What is being asked: Your answer is every line of the material below in which the string "label" occurs.
------ Listed records
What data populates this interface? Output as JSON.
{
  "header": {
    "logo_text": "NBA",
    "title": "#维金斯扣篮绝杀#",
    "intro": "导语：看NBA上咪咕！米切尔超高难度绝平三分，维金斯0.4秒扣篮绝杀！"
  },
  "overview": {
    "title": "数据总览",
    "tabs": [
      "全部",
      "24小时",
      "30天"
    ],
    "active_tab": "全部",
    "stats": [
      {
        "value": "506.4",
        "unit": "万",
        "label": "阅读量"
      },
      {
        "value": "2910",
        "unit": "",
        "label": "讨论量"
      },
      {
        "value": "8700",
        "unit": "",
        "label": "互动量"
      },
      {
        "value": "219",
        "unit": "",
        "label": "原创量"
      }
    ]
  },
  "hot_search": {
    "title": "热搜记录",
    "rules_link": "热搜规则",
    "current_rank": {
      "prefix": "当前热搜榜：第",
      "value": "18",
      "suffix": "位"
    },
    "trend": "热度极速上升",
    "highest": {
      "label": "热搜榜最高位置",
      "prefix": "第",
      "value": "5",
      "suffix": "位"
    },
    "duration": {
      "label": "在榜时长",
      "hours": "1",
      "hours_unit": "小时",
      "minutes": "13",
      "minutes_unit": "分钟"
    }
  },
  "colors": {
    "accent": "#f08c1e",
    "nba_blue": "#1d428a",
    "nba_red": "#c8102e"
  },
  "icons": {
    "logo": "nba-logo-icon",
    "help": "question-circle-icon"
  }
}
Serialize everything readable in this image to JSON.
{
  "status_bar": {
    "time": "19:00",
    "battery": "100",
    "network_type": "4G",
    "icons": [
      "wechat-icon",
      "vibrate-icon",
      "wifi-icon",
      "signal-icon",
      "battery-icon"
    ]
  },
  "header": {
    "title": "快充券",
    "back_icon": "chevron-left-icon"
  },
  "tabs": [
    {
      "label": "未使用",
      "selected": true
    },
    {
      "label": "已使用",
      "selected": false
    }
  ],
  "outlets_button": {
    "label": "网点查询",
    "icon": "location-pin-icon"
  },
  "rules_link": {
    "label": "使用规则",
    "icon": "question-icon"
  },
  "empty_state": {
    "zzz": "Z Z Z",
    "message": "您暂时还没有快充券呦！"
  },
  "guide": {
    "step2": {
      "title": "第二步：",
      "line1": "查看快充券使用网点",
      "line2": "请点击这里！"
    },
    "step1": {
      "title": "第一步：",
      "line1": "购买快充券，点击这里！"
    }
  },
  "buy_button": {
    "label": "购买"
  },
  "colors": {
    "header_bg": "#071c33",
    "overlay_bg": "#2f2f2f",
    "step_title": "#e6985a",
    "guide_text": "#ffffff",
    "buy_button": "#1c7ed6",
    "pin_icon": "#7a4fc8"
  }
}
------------
Expected answer:
        "label": "阅读量"
        "label": "讨论量"
        "label": "互动量"
        "label": "原创量"
      "label": "热搜榜最高位置",
      "label": "在榜时长",
      "label": "未使用",
      "label": "已使用",
    "label": "网点查询",
    "label": "使用规则",
    "label": "购买"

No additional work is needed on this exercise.